Jakarta- Post issuance of President Regulation No. 13 of 2018 on Principle Application in Recognizing Beneficial Ownerships to Corporations in the Prevention and Eradication of Money Laundering Crimes (TPPU) and Terrorism Financing Crimes (TPPT), all types of corporations are required to declare and report beneficial ownership through a platform provided by the Ministry of Law and Human Rights. Furthermore, Indonesia has also placed compliance and disclosure of beneficial ownership (BO) as one of the priority actions under the National Strategy for Corruption Prevention by Presidential Regulation 54 of 2018 concerning the National Strategy for Corruption Prevention. The action plan aims to provide accurately and integrated BO data that can be accessed by the public and used for handling cases, licensing, and procuring goods and services.

Based on developments reported by the National Secretariat for Corruption Prevention Strategy, however, there is only 665,088 corporations (27.76% of the total corporations) have declared their beneficial ownership.

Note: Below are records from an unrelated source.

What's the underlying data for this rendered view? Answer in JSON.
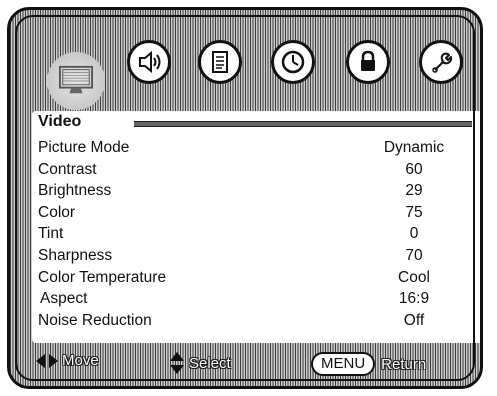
{
  "tabs": [
    {
      "icon": "picture-icon",
      "active": true
    },
    {
      "icon": "speaker-icon",
      "active": false
    },
    {
      "icon": "document-icon",
      "active": false
    },
    {
      "icon": "clock-icon",
      "active": false
    },
    {
      "icon": "lock-icon",
      "active": false
    },
    {
      "icon": "wrench-icon",
      "active": false
    }
  ],
  "panel": {
    "title": "Video",
    "rows": [
      {
        "label": "Picture Mode",
        "value": "Dynamic"
      },
      {
        "label": "Contrast",
        "value": "60"
      },
      {
        "label": "Brightness",
        "value": "29"
      },
      {
        "label": "Color",
        "value": "75"
      },
      {
        "label": "Tint",
        "value": "0"
      },
      {
        "label": "Sharpness",
        "value": "70"
      },
      {
        "label": "Color Temperature",
        "value": "Cool"
      },
      {
        "label": "Aspect",
        "value": "16:9"
      },
      {
        "label": "Noise Reduction",
        "value": "Off"
      }
    ]
  },
  "footer": {
    "move_label": "Move",
    "select_label": "Select",
    "menu_key": "MENU",
    "return_label": "Return"
  }
}
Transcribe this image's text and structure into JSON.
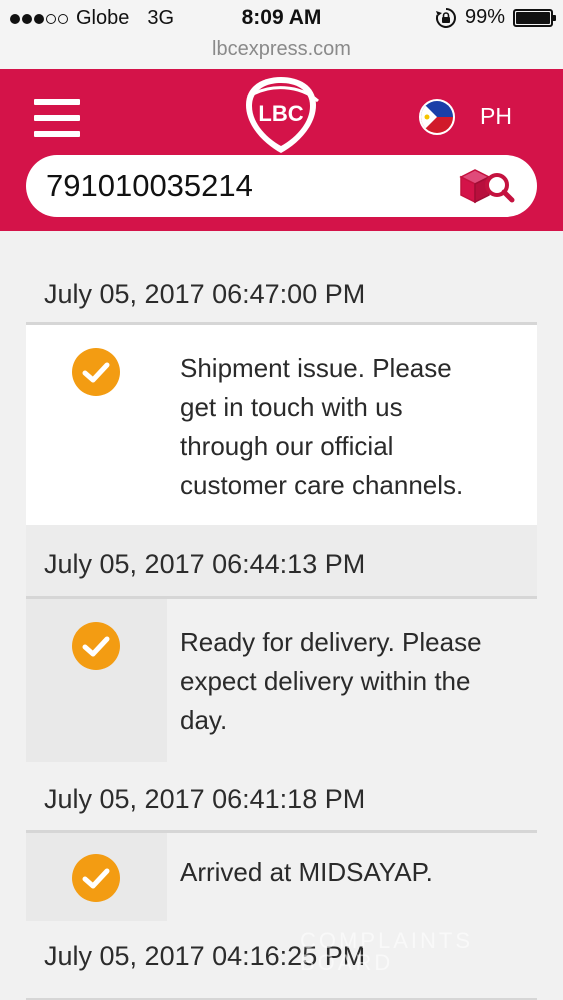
{
  "status_bar": {
    "carrier": "Globe",
    "network": "3G",
    "time": "8:09 AM",
    "battery": "99%",
    "battery_level": 0.99
  },
  "browser": {
    "url": "lbcexpress.com"
  },
  "header": {
    "brand_color": "#d41349",
    "logo_text": "LBC",
    "country": "PH",
    "tracking_number": "791010035214"
  },
  "tracking": {
    "accent_color": "#f39c12",
    "entries": [
      {
        "date": "July 05, 2017 06:47:00 PM",
        "message": "Shipment issue. Please get in touch with us through our official customer care channels."
      },
      {
        "date": "July 05, 2017 06:44:13 PM",
        "message": "Ready for delivery. Please expect delivery within the day."
      },
      {
        "date": "July 05, 2017 06:41:18 PM",
        "message": "Arrived at MIDSAYAP."
      },
      {
        "date": "July 05, 2017 04:16:25 PM",
        "message": ""
      }
    ]
  },
  "watermark": {
    "text": "COMPLAINTS BOARD"
  }
}
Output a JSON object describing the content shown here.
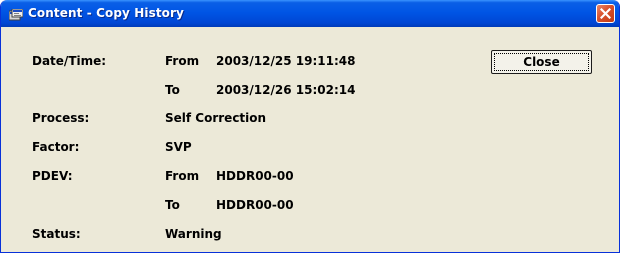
{
  "window": {
    "title": "Content - Copy History",
    "close_button_label": "Close"
  },
  "fields": {
    "datetime": {
      "label": "Date/Time:",
      "from_label": "From",
      "from_value": "2003/12/25 19:11:48",
      "to_label": "To",
      "to_value": "2003/12/26 15:02:14"
    },
    "process": {
      "label": "Process:",
      "value": "Self Correction"
    },
    "factor": {
      "label": "Factor:",
      "value": "SVP"
    },
    "pdev": {
      "label": "PDEV:",
      "from_label": "From",
      "from_value": "HDDR00-00",
      "to_label": "To",
      "to_value": "HDDR00-00"
    },
    "status": {
      "label": "Status:",
      "value": "Warning"
    }
  },
  "colors": {
    "title_bar": "#0055e5",
    "client_bg": "#ece9d8",
    "close_x": "#d8502c"
  }
}
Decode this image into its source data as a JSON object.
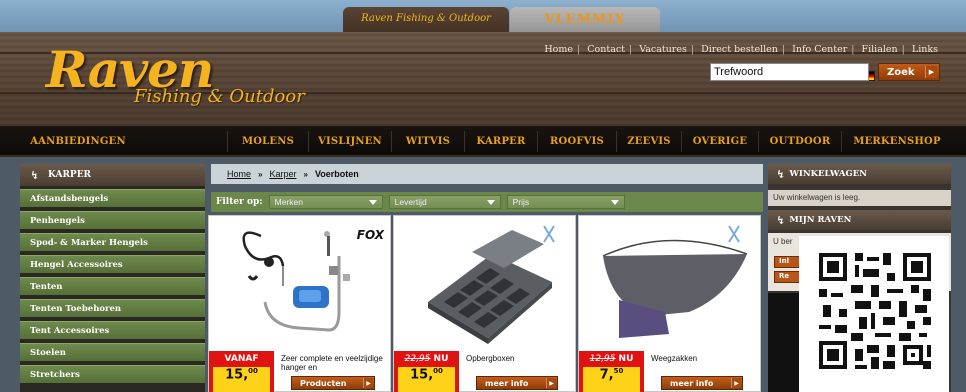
{
  "tabs": {
    "raven": "Raven Fishing & Outdoor",
    "vlemmix": "VLEMMIX"
  },
  "logo": {
    "main": "Raven",
    "sub": "Fishing & Outdoor"
  },
  "toplinks": [
    "Home",
    "Contact",
    "Vacatures",
    "Direct bestellen",
    "Info Center",
    "Filialen",
    "Links"
  ],
  "flags": [
    "flag-nl-icon",
    "flag-uk-icon",
    "flag-de-icon",
    "flag-cz-icon",
    "flag-pl-icon"
  ],
  "search": {
    "value": "Trefwoord",
    "button": "Zoek"
  },
  "nav": [
    "AANBIEDINGEN",
    "MOLENS",
    "VISLIJNEN",
    "WITVIS",
    "KARPER",
    "ROOFVIS",
    "ZEEVIS",
    "OVERIGE",
    "OUTDOOR",
    "MERKENSHOP"
  ],
  "sidebar": {
    "title": "KARPER",
    "items": [
      "Afstandsbengels",
      "Penhengels",
      "Spod- & Marker Hengels",
      "Hengel Accessoires",
      "Tenten",
      "Tenten Toebehoren",
      "Tent Accessoires",
      "Stoelen",
      "Stretchers"
    ]
  },
  "breadcrumb": {
    "home": "Home",
    "sep": "»",
    "cat": "Karper",
    "current": "Voerboten"
  },
  "filter": {
    "label": "Filter op:",
    "selects": [
      "Merken",
      "Levertijd",
      "Prijs"
    ]
  },
  "products": [
    {
      "price_label": "VANAF",
      "price_old": "",
      "price": "15,",
      "price_cents": "00",
      "name": "Zeer complete en veelzijdige hanger en",
      "button": "Producten",
      "brand": "FOX"
    },
    {
      "price_label": "NU",
      "price_old": "22,95",
      "price": "15,",
      "price_cents": "00",
      "name": "Opbergboxen",
      "button": "meer info",
      "brand": ""
    },
    {
      "price_label": "NU",
      "price_old": "12,95",
      "price": "7,",
      "price_cents": "50",
      "name": "Weegzakken",
      "button": "meer info",
      "brand": ""
    }
  ],
  "right": {
    "cart_title": "WINKELWAGEN",
    "cart_empty": "Uw winkelwagen is leeg.",
    "account_title": "MIJN RAVEN",
    "login_text": "U ber",
    "btn1": "Inl",
    "btn2": "Re"
  },
  "colors": {
    "accent": "#e8a11a",
    "green": "#6c874a",
    "price_red": "#e01313",
    "price_yellow": "#ffd21a"
  }
}
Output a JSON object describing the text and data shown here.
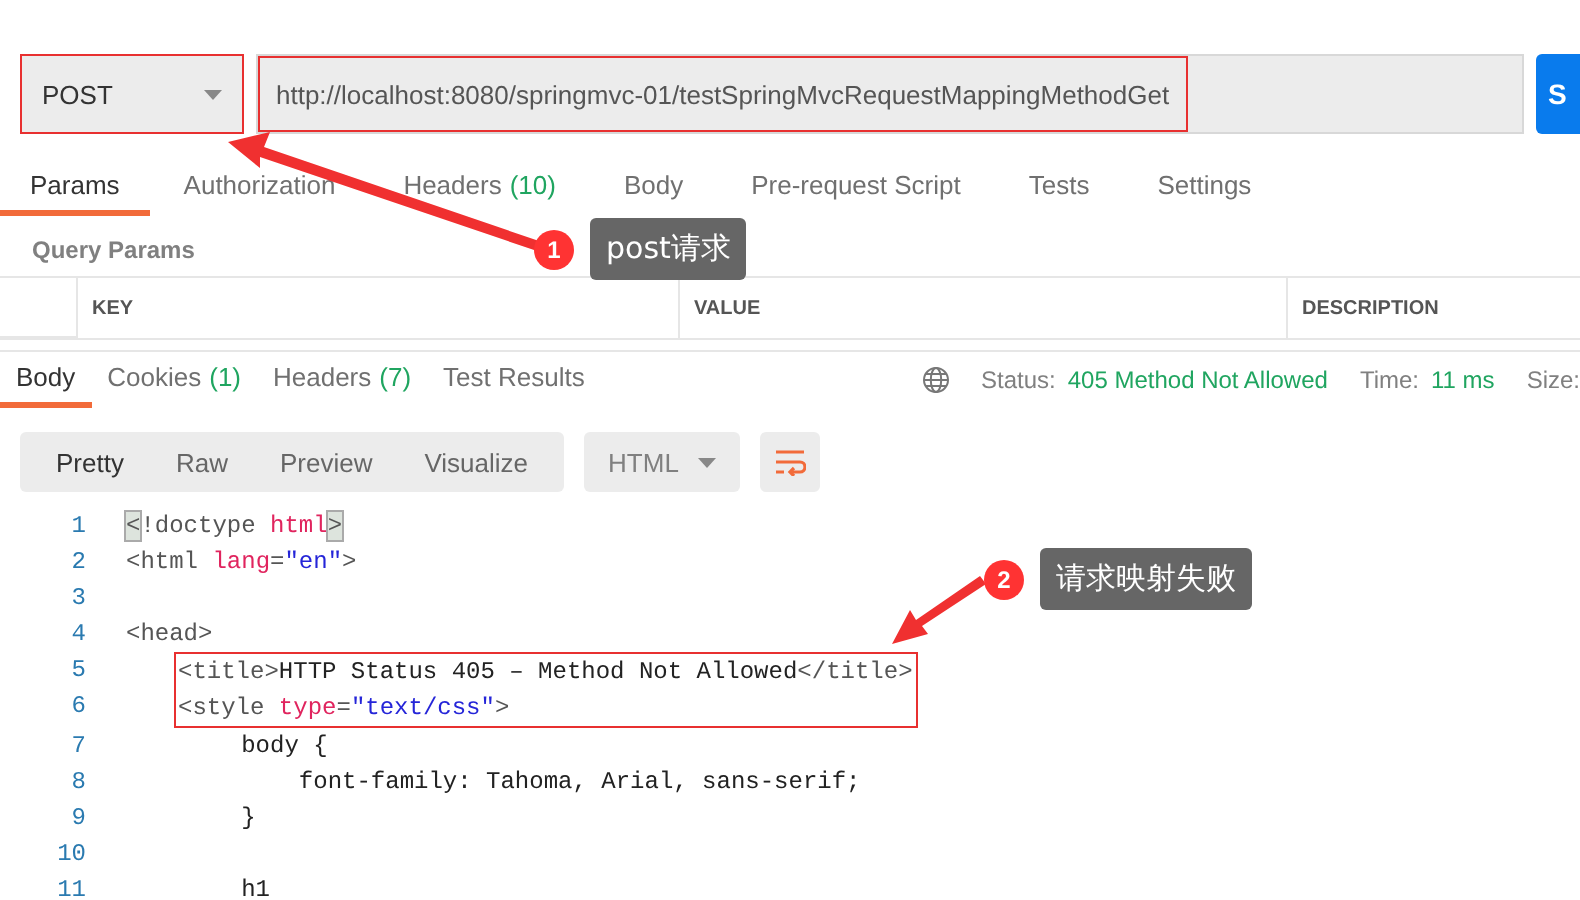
{
  "request": {
    "method": "POST",
    "method_highlighted": true,
    "url": "http://localhost:8080/springmvc-01/testSpringMvcRequestMappingMethodGet",
    "url_highlighted": true,
    "send_label": "S"
  },
  "request_tabs": [
    {
      "label": "Params",
      "selected": true
    },
    {
      "label": "Authorization",
      "selected": false
    },
    {
      "label": "Headers",
      "count": "(10)",
      "selected": false
    },
    {
      "label": "Body",
      "selected": false
    },
    {
      "label": "Pre-request Script",
      "selected": false
    },
    {
      "label": "Tests",
      "selected": false
    },
    {
      "label": "Settings",
      "selected": false
    }
  ],
  "query_params": {
    "title": "Query Params",
    "columns": [
      "KEY",
      "VALUE",
      "DESCRIPTION"
    ]
  },
  "response_tabs": [
    {
      "label": "Body",
      "selected": true
    },
    {
      "label": "Cookies",
      "count": "(1)",
      "selected": false
    },
    {
      "label": "Headers",
      "count": "(7)",
      "selected": false
    },
    {
      "label": "Test Results",
      "selected": false
    }
  ],
  "response_status": {
    "status_label": "Status:",
    "status": "405 Method Not Allowed",
    "time_label": "Time:",
    "time": "11 ms",
    "size_label": "Size:"
  },
  "view_modes": [
    {
      "label": "Pretty",
      "selected": true
    },
    {
      "label": "Raw",
      "selected": false
    },
    {
      "label": "Preview",
      "selected": false
    },
    {
      "label": "Visualize",
      "selected": false
    }
  ],
  "format": "HTML",
  "code_lines": [
    {
      "number": "1",
      "highlighted": false,
      "tokens": [
        {
          "kind": "bracket",
          "text": "<"
        },
        {
          "kind": "tag",
          "text": "!doctype "
        },
        {
          "kind": "attr",
          "text": "html"
        },
        {
          "kind": "bracket",
          "text": ">"
        }
      ]
    },
    {
      "number": "2",
      "highlighted": false,
      "tokens": [
        {
          "kind": "tag",
          "text": "<html "
        },
        {
          "kind": "attr",
          "text": "lang"
        },
        {
          "kind": "tag",
          "text": "="
        },
        {
          "kind": "string",
          "text": "\"en\""
        },
        {
          "kind": "tag",
          "text": ">"
        }
      ]
    },
    {
      "number": "3",
      "highlighted": false
    },
    {
      "number": "4",
      "highlighted": false,
      "tokens": [
        {
          "kind": "tag",
          "text": "<head>"
        }
      ]
    },
    {
      "number": "5",
      "highlighted": true,
      "tokens": [
        {
          "kind": "tag",
          "text": "<title>"
        },
        {
          "kind": "text",
          "text": "HTTP Status 405 – Method Not Allowed"
        },
        {
          "kind": "tag",
          "text": "</title>"
        }
      ]
    },
    {
      "number": "6",
      "highlighted": true,
      "tokens": [
        {
          "kind": "tag",
          "text": "<style "
        },
        {
          "kind": "attr",
          "text": "type"
        },
        {
          "kind": "tag",
          "text": "="
        },
        {
          "kind": "string",
          "text": "\"text/css\""
        },
        {
          "kind": "tag",
          "text": ">"
        }
      ]
    },
    {
      "number": "7",
      "highlighted": false,
      "tokens": [
        {
          "kind": "text",
          "text": "        body {"
        }
      ]
    },
    {
      "number": "8",
      "highlighted": false,
      "tokens": [
        {
          "kind": "text",
          "text": "            font-family: Tahoma, Arial, sans-serif;"
        }
      ]
    },
    {
      "number": "9",
      "highlighted": false,
      "tokens": [
        {
          "kind": "text",
          "text": "        }"
        }
      ]
    },
    {
      "number": "10",
      "highlighted": false
    },
    {
      "number": "11",
      "highlighted": false,
      "tokens": [
        {
          "kind": "text",
          "text": "        h1"
        }
      ]
    }
  ],
  "annotations": [
    {
      "number": "1",
      "text": "post请求"
    },
    {
      "number": "2",
      "text": "请求映射失败"
    }
  ]
}
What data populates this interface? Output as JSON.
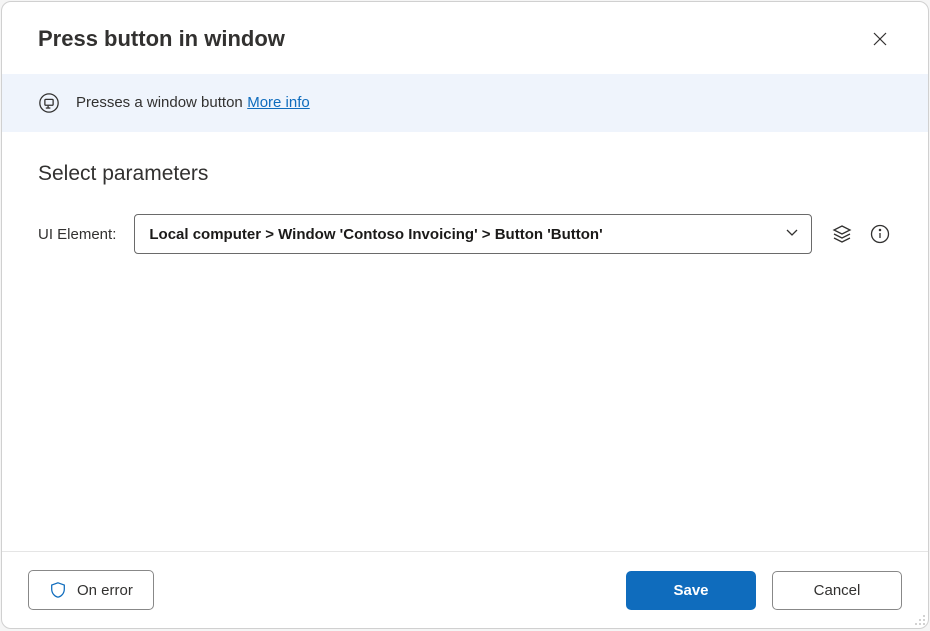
{
  "dialog": {
    "title": "Press button in window"
  },
  "banner": {
    "description": "Presses a window button",
    "more_info_label": "More info"
  },
  "params": {
    "section_title": "Select parameters",
    "ui_element": {
      "label": "UI Element:",
      "value": "Local computer > Window 'Contoso Invoicing' > Button 'Button'"
    }
  },
  "footer": {
    "on_error_label": "On error",
    "save_label": "Save",
    "cancel_label": "Cancel"
  }
}
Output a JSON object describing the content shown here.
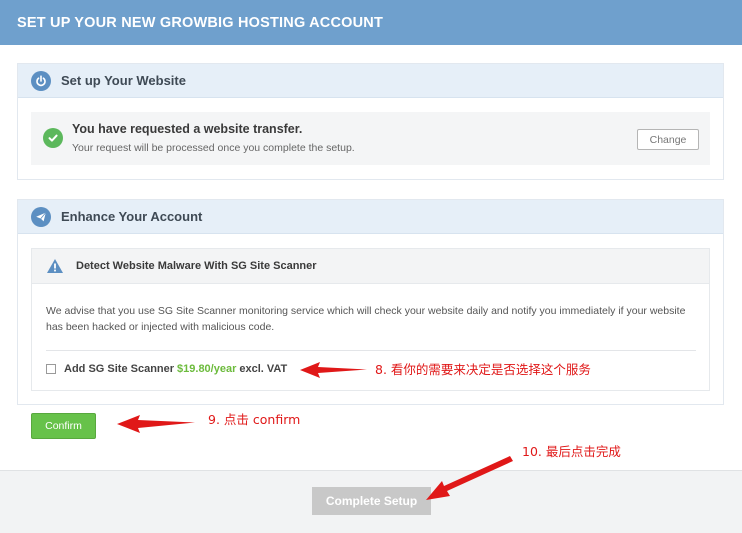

There are many reasons why corporate compliance rates are so low. First, many companies are unfamiliar with “beneficial ownership” and have difficulty defining their beneficial owner(s). In addition to these well-meaning but uninformed companies, many companies are allegedly set up to facilitate crime, and they will avoid complying or feeling obligated to disclose beneficial ownership as long as it is deemed profitable.

In response to the beneficial ownership disclosures’ law compliance by corporations, the United Nations Office on Drugs and Crimes (UNODC), the United Nations Development Program (UNDP), Publish What You Pay (PWYP) Indonesia, Transparency International Indonesia, and the Ministry of Law and Human Rights held a Public-Private Dialogue titled Beneficial Ownership Transparency on 13 October 2022 at the Mandarin Oriental Hotel, Central Jakarta. This agenda facilitates honest communication and discussion between the government and the business world regarding beneficial ownership disclosure and management.

More than 190 participants from various backgrounds attended the event, including business stakeholders from important industries in Indonesia (extractive industries, plantations, agriculture, and health), notaries, lawyers, government representatives, and civil society organizations. This activity facilitated honest communication and discussion between the government and the business world regarding the disclosure and management of beneficial ownership and identified challenges and obstacles faced by the private sector in disclosing beneficial ownership information.

Speakers at the event discussed issues such as digitization and data sharing as tools to assist governments in using beneficial ownership information to prevent corruption and money laundering; experiences and challenges in identifying, disclosing, and managing beneficial ownership information; potential benefits for the community by having to access to beneficial ownership information, especially in monitoring government procurement of goods/services, industrial licensing, and conflicts of interest.

Representatives from the private sector highlighted the need for precise compliance requirements for Beneficial Ownership disclosure that apply to all companies and the importance of transparency in an equal system for all companies. The results of a survey conducted during the workshop indicated that the private sector expects better assistance and guidance from the government to comply with beneficial ownership disclosure regulations.